## [What is expected]
Could you repeat the entries below word for word, leaving nothing out?

+++ Dataset

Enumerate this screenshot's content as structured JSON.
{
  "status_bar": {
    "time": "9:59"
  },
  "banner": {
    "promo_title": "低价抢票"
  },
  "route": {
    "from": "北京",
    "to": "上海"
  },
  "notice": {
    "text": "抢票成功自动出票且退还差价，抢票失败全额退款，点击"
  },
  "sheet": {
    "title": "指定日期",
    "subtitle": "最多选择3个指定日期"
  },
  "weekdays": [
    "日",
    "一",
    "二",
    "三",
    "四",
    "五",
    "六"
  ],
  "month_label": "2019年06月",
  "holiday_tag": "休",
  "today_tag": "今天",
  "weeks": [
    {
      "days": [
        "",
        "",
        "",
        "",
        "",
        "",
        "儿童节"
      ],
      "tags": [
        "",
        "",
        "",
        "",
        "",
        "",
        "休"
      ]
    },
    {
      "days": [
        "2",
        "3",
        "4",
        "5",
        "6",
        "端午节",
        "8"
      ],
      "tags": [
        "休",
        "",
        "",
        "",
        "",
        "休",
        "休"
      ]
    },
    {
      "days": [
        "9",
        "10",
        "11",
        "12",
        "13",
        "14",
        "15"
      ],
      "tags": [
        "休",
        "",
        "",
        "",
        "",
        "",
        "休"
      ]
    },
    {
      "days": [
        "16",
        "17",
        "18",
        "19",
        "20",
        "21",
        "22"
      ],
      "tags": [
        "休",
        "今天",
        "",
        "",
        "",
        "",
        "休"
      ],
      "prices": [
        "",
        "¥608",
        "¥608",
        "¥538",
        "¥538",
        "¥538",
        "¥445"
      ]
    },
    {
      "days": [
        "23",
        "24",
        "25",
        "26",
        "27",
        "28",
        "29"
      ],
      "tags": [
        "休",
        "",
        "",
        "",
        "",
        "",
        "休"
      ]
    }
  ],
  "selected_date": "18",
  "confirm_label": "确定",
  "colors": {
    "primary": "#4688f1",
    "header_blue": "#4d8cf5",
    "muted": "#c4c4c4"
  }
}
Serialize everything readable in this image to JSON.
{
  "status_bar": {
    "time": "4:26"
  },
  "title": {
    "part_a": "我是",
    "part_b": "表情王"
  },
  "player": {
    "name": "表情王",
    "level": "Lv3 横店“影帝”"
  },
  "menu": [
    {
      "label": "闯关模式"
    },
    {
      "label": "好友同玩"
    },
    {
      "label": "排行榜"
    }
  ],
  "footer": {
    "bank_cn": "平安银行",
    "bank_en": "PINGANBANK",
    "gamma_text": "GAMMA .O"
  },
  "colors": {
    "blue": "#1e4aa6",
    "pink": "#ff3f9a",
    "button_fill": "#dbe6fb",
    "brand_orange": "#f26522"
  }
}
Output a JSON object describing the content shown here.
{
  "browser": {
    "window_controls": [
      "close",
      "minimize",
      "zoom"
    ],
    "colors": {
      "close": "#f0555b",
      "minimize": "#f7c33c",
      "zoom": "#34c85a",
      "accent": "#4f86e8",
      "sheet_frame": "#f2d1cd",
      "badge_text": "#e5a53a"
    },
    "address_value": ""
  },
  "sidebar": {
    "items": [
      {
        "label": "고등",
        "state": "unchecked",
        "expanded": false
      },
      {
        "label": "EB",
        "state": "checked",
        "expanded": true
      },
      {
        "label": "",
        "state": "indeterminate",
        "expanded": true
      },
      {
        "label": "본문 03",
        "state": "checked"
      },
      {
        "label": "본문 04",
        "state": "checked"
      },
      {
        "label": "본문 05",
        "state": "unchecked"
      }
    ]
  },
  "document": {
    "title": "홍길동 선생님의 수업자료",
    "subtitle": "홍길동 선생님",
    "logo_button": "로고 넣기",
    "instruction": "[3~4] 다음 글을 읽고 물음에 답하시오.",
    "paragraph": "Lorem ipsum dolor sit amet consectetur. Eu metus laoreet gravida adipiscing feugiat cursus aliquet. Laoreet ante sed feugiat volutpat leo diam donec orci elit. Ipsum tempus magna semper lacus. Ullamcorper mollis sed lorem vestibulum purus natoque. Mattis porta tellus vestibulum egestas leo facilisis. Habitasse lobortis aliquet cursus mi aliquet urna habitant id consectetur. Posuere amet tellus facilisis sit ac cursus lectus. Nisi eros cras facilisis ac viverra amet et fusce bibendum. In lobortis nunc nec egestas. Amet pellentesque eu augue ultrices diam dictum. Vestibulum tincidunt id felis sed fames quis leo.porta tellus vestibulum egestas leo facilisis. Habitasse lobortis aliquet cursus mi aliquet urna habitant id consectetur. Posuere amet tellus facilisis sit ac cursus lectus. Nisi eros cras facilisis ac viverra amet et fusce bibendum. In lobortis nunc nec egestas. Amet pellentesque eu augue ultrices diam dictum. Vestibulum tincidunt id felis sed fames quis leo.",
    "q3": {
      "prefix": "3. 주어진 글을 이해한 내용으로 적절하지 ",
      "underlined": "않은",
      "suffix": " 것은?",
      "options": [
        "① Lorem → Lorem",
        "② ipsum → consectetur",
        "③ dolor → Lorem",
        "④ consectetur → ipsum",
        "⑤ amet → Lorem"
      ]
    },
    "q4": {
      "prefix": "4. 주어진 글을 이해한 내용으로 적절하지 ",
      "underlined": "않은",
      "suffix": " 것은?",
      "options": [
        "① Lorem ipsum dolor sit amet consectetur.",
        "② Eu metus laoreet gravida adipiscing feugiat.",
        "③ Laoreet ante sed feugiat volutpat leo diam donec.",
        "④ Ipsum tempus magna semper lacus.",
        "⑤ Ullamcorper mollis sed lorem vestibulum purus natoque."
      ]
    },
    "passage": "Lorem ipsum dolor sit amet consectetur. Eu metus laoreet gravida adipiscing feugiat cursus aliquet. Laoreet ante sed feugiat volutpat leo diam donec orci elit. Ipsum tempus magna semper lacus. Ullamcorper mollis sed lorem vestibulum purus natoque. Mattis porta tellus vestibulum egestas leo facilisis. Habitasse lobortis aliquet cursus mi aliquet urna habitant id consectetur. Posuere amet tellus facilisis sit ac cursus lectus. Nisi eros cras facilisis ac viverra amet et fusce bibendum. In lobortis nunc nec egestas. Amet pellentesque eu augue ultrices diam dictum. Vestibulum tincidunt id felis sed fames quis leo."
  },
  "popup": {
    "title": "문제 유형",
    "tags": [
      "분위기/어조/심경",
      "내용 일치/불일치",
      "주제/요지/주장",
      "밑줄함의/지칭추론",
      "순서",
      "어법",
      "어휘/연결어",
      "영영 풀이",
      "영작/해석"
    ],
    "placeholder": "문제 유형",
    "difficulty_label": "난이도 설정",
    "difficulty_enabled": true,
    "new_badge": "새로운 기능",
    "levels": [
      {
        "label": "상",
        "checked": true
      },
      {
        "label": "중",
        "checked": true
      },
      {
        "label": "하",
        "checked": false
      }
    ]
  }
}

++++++

## [Reply]
Enumerate this screenshot's content as structured JSON.
{
  "status_bar": {
    "time": "9:59"
  },
  "banner": {
    "promo_title": "低价抢票"
  },
  "route": {
    "from": "北京",
    "to": "上海"
  },
  "notice": {
    "text": "抢票成功自动出票且退还差价，抢票失败全额退款，点击"
  },
  "sheet": {
    "title": "指定日期",
    "subtitle": "最多选择3个指定日期"
  },
  "weekdays": [
    "日",
    "一",
    "二",
    "三",
    "四",
    "五",
    "六"
  ],
  "month_label": "2019年06月",
  "holiday_tag": "休",
  "today_tag": "今天",
  "weeks": [
    {
      "days": [
        "",
        "",
        "",
        "",
        "",
        "",
        "儿童节"
      ],
      "tags": [
        "",
        "",
        "",
        "",
        "",
        "",
        "休"
      ]
    },
    {
      "days": [
        "2",
        "3",
        "4",
        "5",
        "6",
        "端午节",
        "8"
      ],
      "tags": [
        "休",
        "",
        "",
        "",
        "",
        "休",
        "休"
      ]
    },
    {
      "days": [
        "9",
        "10",
        "11",
        "12",
        "13",
        "14",
        "15"
      ],
      "tags": [
        "休",
        "",
        "",
        "",
        "",
        "",
        "休"
      ]
    },
    {
      "days": [
        "16",
        "17",
        "18",
        "19",
        "20",
        "21",
        "22"
      ],
      "tags": [
        "休",
        "今天",
        "",
        "",
        "",
        "",
        "休"
      ],
      "prices": [
        "",
        "¥608",
        "¥608",
        "¥538",
        "¥538",
        "¥538",
        "¥445"
      ]
    },
    {
      "days": [
        "23",
        "24",
        "25",
        "26",
        "27",
        "28",
        "29"
      ],
      "tags": [
        "休",
        "",
        "",
        "",
        "",
        "",
        "休"
      ]
    }
  ],
  "selected_date": "18",
  "confirm_label": "确定",
  "colors": {
    "primary": "#4688f1",
    "header_blue": "#4d8cf5",
    "muted": "#c4c4c4"
  }
}
Serialize everything readable in this image to JSON.
{
  "status_bar": {
    "time": "4:26"
  },
  "title": {
    "part_a": "我是",
    "part_b": "表情王"
  },
  "player": {
    "name": "表情王",
    "level": "Lv3 横店“影帝”"
  },
  "menu": [
    {
      "label": "闯关模式"
    },
    {
      "label": "好友同玩"
    },
    {
      "label": "排行榜"
    }
  ],
  "footer": {
    "bank_cn": "平安银行",
    "bank_en": "PINGANBANK",
    "gamma_text": "GAMMA .O"
  },
  "colors": {
    "blue": "#1e4aa6",
    "pink": "#ff3f9a",
    "button_fill": "#dbe6fb",
    "brand_orange": "#f26522"
  }
}
Output a JSON object describing the content shown here.
{
  "browser": {
    "window_controls": [
      "close",
      "minimize",
      "zoom"
    ],
    "colors": {
      "close": "#f0555b",
      "minimize": "#f7c33c",
      "zoom": "#34c85a",
      "accent": "#4f86e8",
      "sheet_frame": "#f2d1cd",
      "badge_text": "#e5a53a"
    },
    "address_value": ""
  },
  "sidebar": {
    "items": [
      {
        "label": "고등",
        "state": "unchecked",
        "expanded": false
      },
      {
        "label": "EB",
        "state": "checked",
        "expanded": true
      },
      {
        "label": "",
        "state": "indeterminate",
        "expanded": true
      },
      {
        "label": "본문 03",
        "state": "checked"
      },
      {
        "label": "본문 04",
        "state": "checked"
      },
      {
        "label": "본문 05",
        "state": "unchecked"
      }
    ]
  },
  "document": {
    "title": "홍길동 선생님의 수업자료",
    "subtitle": "홍길동 선생님",
    "logo_button": "로고 넣기",
    "instruction": "[3~4] 다음 글을 읽고 물음에 답하시오.",
    "paragraph": "Lorem ipsum dolor sit amet consectetur. Eu metus laoreet gravida adipiscing feugiat cursus aliquet. Laoreet ante sed feugiat volutpat leo diam donec orci elit. Ipsum tempus magna semper lacus. Ullamcorper mollis sed lorem vestibulum purus natoque. Mattis porta tellus vestibulum egestas leo facilisis. Habitasse lobortis aliquet cursus mi aliquet urna habitant id consectetur. Posuere amet tellus facilisis sit ac cursus lectus. Nisi eros cras facilisis ac viverra amet et fusce bibendum. In lobortis nunc nec egestas. Amet pellentesque eu augue ultrices diam dictum. Vestibulum tincidunt id felis sed fames quis leo.porta tellus vestibulum egestas leo facilisis. Habitasse lobortis aliquet cursus mi aliquet urna habitant id consectetur. Posuere amet tellus facilisis sit ac cursus lectus. Nisi eros cras facilisis ac viverra amet et fusce bibendum. In lobortis nunc nec egestas. Amet pellentesque eu augue ultrices diam dictum. Vestibulum tincidunt id felis sed fames quis leo.",
    "q3": {
      "prefix": "3. 주어진 글을 이해한 내용으로 적절하지 ",
      "underlined": "않은",
      "suffix": " 것은?",
      "options": [
        "① Lorem → Lorem",
        "② ipsum → consectetur",
        "③ dolor → Lorem",
        "④ consectetur → ipsum",
        "⑤ amet → Lorem"
      ]
    },
    "q4": {
      "prefix": "4. 주어진 글을 이해한 내용으로 적절하지 ",
      "underlined": "않은",
      "suffix": " 것은?",
      "options": [
        "① Lorem ipsum dolor sit amet consectetur.",
        "② Eu metus laoreet gravida adipiscing feugiat.",
        "③ Laoreet ante sed feugiat volutpat leo diam donec.",
        "④ Ipsum tempus magna semper lacus.",
        "⑤ Ullamcorper mollis sed lorem vestibulum purus natoque."
      ]
    },
    "passage": "Lorem ipsum dolor sit amet consectetur. Eu metus laoreet gravida adipiscing feugiat cursus aliquet. Laoreet ante sed feugiat volutpat leo diam donec orci elit. Ipsum tempus magna semper lacus. Ullamcorper mollis sed lorem vestibulum purus natoque. Mattis porta tellus vestibulum egestas leo facilisis. Habitasse lobortis aliquet cursus mi aliquet urna habitant id consectetur. Posuere amet tellus facilisis sit ac cursus lectus. Nisi eros cras facilisis ac viverra amet et fusce bibendum. In lobortis nunc nec egestas. Amet pellentesque eu augue ultrices diam dictum. Vestibulum tincidunt id felis sed fames quis leo."
  },
  "popup": {
    "title": "문제 유형",
    "tags": [
      "분위기/어조/심경",
      "내용 일치/불일치",
      "주제/요지/주장",
      "밑줄함의/지칭추론",
      "순서",
      "어법",
      "어휘/연결어",
      "영영 풀이",
      "영작/해석"
    ],
    "placeholder": "문제 유형",
    "difficulty_label": "난이도 설정",
    "difficulty_enabled": true,
    "new_badge": "새로운 기능",
    "levels": [
      {
        "label": "상",
        "checked": true
      },
      {
        "label": "중",
        "checked": true
      },
      {
        "label": "하",
        "checked": false
      }
    ]
  }
}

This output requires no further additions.